[T]he point of the unprecedented Obama war on whistleblowers and press freedoms: to ensure that the only information the public can get is information that the Obama administration wants it to have. That’s why Obama’s one-side games with secrecy – we’ll prolifically leak when it glorifies the president and severely punish all other kinds – is designed to construct the classic propaganda model. And it’s good to see journalists finally speaking out in genuine outrage and concern about all of this.
From the NYT–most of the cells that comprise you do not contain your DNA:
I can tell you the exact date that I began to think of myself in the first-person plural — as a superorganism, that is, rather than a plain old individual human being. It happened on March 7. That’s when I opened my e-mail to find a huge, processor-choking file of charts and raw data from a laboratory located at the BioFrontiers Institute at the University of Colorado, Boulder. As part of a new citizen-science initiative called the American Gut project, the lab sequenced my microbiome — that is, the genes not of “me,” exactly, but of the several hundred microbial species with whom I share this body. These bacteria, which number around 100 trillion, are living (and dying) right now on the surface of my skin, on my tongue and deep in the coils of my intestines, where the largest contingent of them will be found, a pound or two of microbes together forming a vast, largely uncharted interior wilderness that scientists are just beginning to map.
According to Pogo, here are 10 basic questions about tax expenditures and the economy for which there are no meaningful answers. Here are the first 5 questions–the answers are all “we don’t know”:

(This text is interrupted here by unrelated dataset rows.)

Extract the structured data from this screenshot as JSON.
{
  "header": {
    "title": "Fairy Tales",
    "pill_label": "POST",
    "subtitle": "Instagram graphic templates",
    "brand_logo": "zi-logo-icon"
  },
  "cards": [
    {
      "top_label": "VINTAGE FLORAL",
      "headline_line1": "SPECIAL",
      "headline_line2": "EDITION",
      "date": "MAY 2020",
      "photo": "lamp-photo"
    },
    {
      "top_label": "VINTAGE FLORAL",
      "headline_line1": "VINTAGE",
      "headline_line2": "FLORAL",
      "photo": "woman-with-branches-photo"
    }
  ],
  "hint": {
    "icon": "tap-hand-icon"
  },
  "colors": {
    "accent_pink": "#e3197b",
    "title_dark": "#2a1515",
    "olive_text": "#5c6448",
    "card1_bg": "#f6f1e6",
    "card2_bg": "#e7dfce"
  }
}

1. How many federal dollars are spent in my community?
2. What small businesses in my community are receiving federal dollars?
3. How many jobs were created with federal spending?
4. How much fraud is there in federal spending?
5. What happens to the federal spending that falls through the cracks?
Bernie Sanders is one of the few incorruptible Senators. It’s not surprising, then, that it was Sanders who stepped forward to proposed legislation to actually break up the largest banks. It’s distressing that laws accomplishing this weren’t passed back in 2008, but not surprising, since the banks own Congress. Politico reports:
Sen. Bernie Sanders proposed legislation today that would break up the big banks and financial institutions that crashed the economy. The ending of too big to fail would also open the door to criminal prosecutions.
Sen. Sanders called ending too big to fail a matter of justice, “We have a situation now where Wall Street banks are not only too big to fail, they are too big to jail. That is unacceptable and that has got to change because America is based on a system of law and justice. In my view, no single financial institution should have holdings so extensive that its failure could send the world economy into crisis. At the very least, no institution, no CEO in America should be above the law. If an institution is too big to fail, it is too big to exist.”
The legislation makes its intended purpose clear, “Notwithstanding any other provision of law, beginning 1 year after the date of enactment of this Act, the Secretary of the Treasury shall break up entities included on the Too Big To Fail List, so that their failure would no longer cause a catastrophic effect on the United States or global economy without a taxpayer bailout.